Three games in, a game in hand due to their late kickoff in this fourth round of Premier League fixtures, and they have the same number of points as table-topping Arsenal?

Drawing the game would send them top again, and losing it would still place them on level footing with the league leaders?

Sure enough, while all hopes were on Liverpool continuing their winning start to the season and going three points clear at the top of the table, this was a new feeling at Anfield, a first in many seasons: They were actually worried about dropping points because they didn’t want to lose their top spot in the league.

A point was duly secured, in the process extending their unbeaten run and continuing their fine form since the turn of the year.

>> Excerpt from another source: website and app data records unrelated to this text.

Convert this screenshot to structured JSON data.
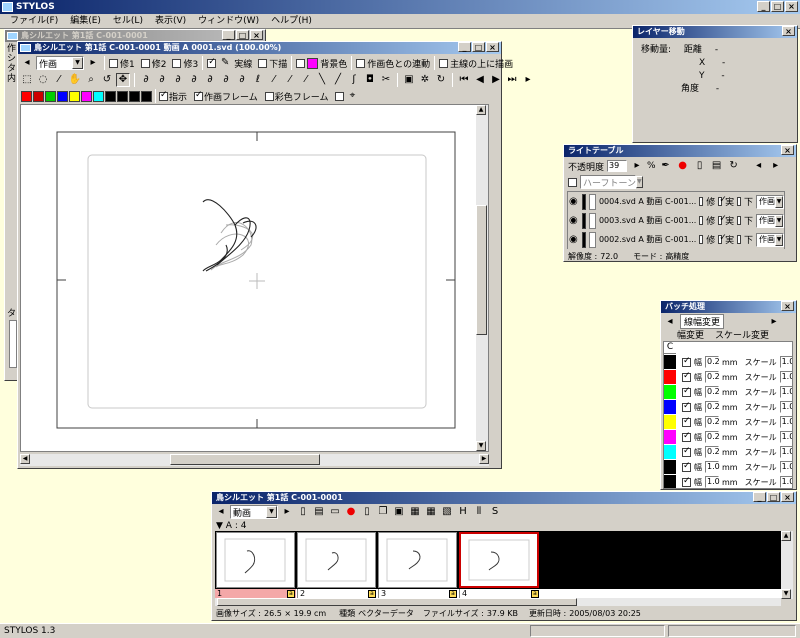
{
  "app": {
    "title": "STYLOS",
    "status": "STYLOS 1.3",
    "menu": [
      "ファイル(F)",
      "編集(E)",
      "セル(L)",
      "表示(V)",
      "ウィンドウ(W)",
      "ヘルプ(H)"
    ]
  },
  "bg_window": {
    "title": "鳥シルエット 第1話 C-001-0001",
    "side_labels": [
      "作",
      "シ",
      "タ",
      "内"
    ],
    "lower_label": "タイ"
  },
  "drawing_window": {
    "title": "鳥シルエット 第1話 C-001-0001 動画 A 0001.svd (100.00%)",
    "mode_combo": "作画",
    "ref_buttons": [
      "修1",
      "修2",
      "修3"
    ],
    "layer_toggles": [
      "実線",
      "下描"
    ],
    "bg_color_label": "背景色",
    "link_label": "作画色との連動",
    "overlay_label": "主線の上に描画",
    "bottom_options": [
      "指示",
      "作画フレーム",
      "彩色フレーム"
    ],
    "palette": [
      "#ff0000",
      "#cc0000",
      "#00cc00",
      "#0000ff",
      "#ffff00",
      "#ff00ff",
      "#00ffff",
      "#000000",
      "#000000",
      "#000000",
      "#000000"
    ],
    "bg_color": "#ff00ff"
  },
  "layer_move": {
    "title": "レイヤー移動",
    "move_label": "移動量:",
    "distance_label": "距離",
    "x_label": "X",
    "y_label": "Y",
    "angle_label": "角度",
    "distance": "-",
    "x": "-",
    "y": "-",
    "angle": "-"
  },
  "light_table": {
    "title": "ライトテーブル",
    "opacity_label": "不透明度",
    "opacity": "39",
    "pct": "%",
    "halftone": "ハーフトーン",
    "rows": [
      {
        "file": "0004.svd A 動画 C-001...",
        "fix": "修",
        "real": "実",
        "down": "下",
        "mode": "作画"
      },
      {
        "file": "0003.svd A 動画 C-001...",
        "fix": "修",
        "real": "実",
        "down": "下",
        "mode": "作画"
      },
      {
        "file": "0002.svd A 動画 C-001...",
        "fix": "修",
        "real": "実",
        "down": "下",
        "mode": "作画"
      }
    ],
    "resolution_label": "解像度 :",
    "resolution": "72.0",
    "mode_label": "モード :",
    "mode": "高精度"
  },
  "batch": {
    "title": "バッチ処理",
    "tab": "線幅変更",
    "width_change": "幅変更",
    "scale_change": "スケール変更",
    "col_c": "C",
    "width_label": "幅",
    "unit": "mm",
    "scale_label": "スケール",
    "rows": [
      {
        "color": "#000000",
        "width": "0.2",
        "scale": "1.0"
      },
      {
        "color": "#ff0000",
        "width": "0.2",
        "scale": "1.0"
      },
      {
        "color": "#00ff00",
        "width": "0.2",
        "scale": "1.0"
      },
      {
        "color": "#0000ff",
        "width": "0.2",
        "scale": "1.0"
      },
      {
        "color": "#ffff00",
        "width": "0.2",
        "scale": "1.0"
      },
      {
        "color": "#ff00ff",
        "width": "0.2",
        "scale": "1.0"
      },
      {
        "color": "#00ffff",
        "width": "0.2",
        "scale": "1.0"
      },
      {
        "color": "#000000",
        "width": "1.0",
        "scale": "1.0"
      },
      {
        "color": "#000000",
        "width": "1.0",
        "scale": "1.0"
      }
    ]
  },
  "timeline": {
    "title": "鳥シルエット 第1話 C-001-0001",
    "combo": "動画",
    "layer_label": "A : 4",
    "frames": [
      "1",
      "2",
      "3",
      "4"
    ],
    "size_label": "画像サイズ :",
    "size": "26.5 × 19.9 cm",
    "type_label": "種類",
    "type": "ベクターデータ",
    "filesize_label": "ファイルサイズ :",
    "filesize": "37.9 KB",
    "updated_label": "更新日時 :",
    "updated": "2005/08/03 20:25"
  }
}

And Liverpool host the visit of Southampton this Saturday as league leaders.

Match Arsenal and Tottenham Hotspur’s results this weekend, and Liverpool will go into another round of fixtures in first place.

Not bad at all.

 

…And Liverpool Fans Should Enjoy This While It Lasts

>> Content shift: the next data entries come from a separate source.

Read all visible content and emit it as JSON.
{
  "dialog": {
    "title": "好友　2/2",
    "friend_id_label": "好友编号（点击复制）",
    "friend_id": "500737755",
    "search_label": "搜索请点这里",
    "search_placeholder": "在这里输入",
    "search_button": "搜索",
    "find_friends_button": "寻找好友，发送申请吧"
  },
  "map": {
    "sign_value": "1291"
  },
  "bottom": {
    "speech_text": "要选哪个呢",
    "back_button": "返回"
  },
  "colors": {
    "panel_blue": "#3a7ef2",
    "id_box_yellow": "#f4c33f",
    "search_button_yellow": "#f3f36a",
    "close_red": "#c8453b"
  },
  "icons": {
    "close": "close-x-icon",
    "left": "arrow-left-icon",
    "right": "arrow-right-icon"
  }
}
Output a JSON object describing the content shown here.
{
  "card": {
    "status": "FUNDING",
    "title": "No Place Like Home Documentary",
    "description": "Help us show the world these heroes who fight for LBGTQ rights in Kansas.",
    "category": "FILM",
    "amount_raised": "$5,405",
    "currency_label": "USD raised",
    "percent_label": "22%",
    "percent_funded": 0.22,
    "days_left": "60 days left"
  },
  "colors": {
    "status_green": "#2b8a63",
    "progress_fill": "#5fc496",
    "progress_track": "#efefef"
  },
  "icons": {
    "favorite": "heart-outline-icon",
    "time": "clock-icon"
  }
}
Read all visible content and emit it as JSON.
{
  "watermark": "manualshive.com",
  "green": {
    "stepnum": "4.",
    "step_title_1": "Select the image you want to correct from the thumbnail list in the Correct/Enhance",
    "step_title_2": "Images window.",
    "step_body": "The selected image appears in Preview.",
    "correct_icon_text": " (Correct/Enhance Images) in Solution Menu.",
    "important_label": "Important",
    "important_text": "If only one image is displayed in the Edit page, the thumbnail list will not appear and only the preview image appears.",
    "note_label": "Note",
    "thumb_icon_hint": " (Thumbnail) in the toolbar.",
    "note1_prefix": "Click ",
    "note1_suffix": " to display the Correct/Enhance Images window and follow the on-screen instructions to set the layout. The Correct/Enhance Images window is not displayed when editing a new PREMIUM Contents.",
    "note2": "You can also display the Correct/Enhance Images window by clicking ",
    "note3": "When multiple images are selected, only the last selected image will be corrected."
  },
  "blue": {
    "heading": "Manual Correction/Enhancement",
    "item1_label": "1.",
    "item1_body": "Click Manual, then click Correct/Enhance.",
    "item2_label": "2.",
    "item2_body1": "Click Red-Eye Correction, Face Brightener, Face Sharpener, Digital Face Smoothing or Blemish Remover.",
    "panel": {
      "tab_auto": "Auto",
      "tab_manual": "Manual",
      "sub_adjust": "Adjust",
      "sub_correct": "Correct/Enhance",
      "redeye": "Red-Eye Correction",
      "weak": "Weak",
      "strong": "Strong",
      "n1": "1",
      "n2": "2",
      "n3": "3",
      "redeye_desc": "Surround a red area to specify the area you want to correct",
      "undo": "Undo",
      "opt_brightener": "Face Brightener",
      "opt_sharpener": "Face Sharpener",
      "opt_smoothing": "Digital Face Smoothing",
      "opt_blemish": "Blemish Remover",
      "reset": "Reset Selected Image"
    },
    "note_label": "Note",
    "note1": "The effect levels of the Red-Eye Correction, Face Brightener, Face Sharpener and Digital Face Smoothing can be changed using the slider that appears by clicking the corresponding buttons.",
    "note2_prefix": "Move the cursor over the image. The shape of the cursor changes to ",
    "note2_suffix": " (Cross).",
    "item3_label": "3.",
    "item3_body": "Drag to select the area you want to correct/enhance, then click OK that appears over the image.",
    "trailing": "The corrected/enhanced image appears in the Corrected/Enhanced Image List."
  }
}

The beauty of the current league table right now is that this was not even supposed to be part of Liverpool’s season.

Yes, last season was a disappointing one, which ultimately ended without having secured European football for the season and culminated in the Reds finishing below their Merseyside rivals, Everton, in seventh place.

But even with their encouraging transfer business this summer, considering the strengthening done at rival clubs, it was always going to be a long shot even just to make the Champions League places, especially given the prevailing new expectations of steady progress at Anfield.

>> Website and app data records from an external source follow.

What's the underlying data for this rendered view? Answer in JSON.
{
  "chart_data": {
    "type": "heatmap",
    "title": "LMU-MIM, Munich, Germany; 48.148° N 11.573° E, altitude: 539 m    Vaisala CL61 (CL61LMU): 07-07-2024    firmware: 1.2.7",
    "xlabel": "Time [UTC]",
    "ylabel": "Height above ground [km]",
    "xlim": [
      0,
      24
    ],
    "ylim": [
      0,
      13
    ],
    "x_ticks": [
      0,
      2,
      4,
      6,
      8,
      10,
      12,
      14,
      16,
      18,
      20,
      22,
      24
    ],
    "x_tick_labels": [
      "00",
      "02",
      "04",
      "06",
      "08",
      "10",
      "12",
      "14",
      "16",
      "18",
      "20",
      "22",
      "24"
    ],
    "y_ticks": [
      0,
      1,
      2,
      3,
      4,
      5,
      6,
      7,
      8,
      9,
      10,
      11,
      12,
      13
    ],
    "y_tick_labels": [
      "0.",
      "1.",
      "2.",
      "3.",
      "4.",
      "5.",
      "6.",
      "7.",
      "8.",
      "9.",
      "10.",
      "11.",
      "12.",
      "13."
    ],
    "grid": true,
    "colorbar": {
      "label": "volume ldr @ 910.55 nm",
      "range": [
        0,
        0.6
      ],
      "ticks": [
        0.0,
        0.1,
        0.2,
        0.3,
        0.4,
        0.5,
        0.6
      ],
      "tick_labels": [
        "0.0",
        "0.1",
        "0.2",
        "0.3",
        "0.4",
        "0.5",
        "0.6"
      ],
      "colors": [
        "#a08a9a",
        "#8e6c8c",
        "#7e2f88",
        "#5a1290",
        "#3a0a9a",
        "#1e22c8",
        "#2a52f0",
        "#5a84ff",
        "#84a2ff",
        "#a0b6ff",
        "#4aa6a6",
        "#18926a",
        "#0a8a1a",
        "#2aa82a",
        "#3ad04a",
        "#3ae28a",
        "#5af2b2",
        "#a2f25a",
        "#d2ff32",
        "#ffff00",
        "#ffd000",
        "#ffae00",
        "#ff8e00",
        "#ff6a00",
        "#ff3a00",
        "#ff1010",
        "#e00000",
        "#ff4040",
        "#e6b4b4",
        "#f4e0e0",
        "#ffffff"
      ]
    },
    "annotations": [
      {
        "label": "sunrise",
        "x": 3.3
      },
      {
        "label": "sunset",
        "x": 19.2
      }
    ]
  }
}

If, prior to the start of the season, Liverpool fans would be offered a point away to Swansea and 10 after their first four fixtures, the majority of them would have gladly taken it—as would, surely, the players and the manager.

In the context of the game itself, Liverpool should be disappointed that they didn’t make their first-half dominance count more by finishing with the win and extending their lead at the top of the table, but the bigger picture shows that they find themselves where they were never expected or supposed to be in the first place.

It is all well and good to expect, and even demand, a consistent run of good results to keep this league position as long and lofty as possible, but when the dropping of points inevitably come, Liverpool fans would do well to remember their underlying context, that a Champions League finish would already be a huge achievement for the season.

Holding that perspective would help them make all the right noises while supporting their team in their quest of glory.

 

This article first appeared on Bleacher Report, where I contribute regularly on Liverpool and other Premier League-related matters.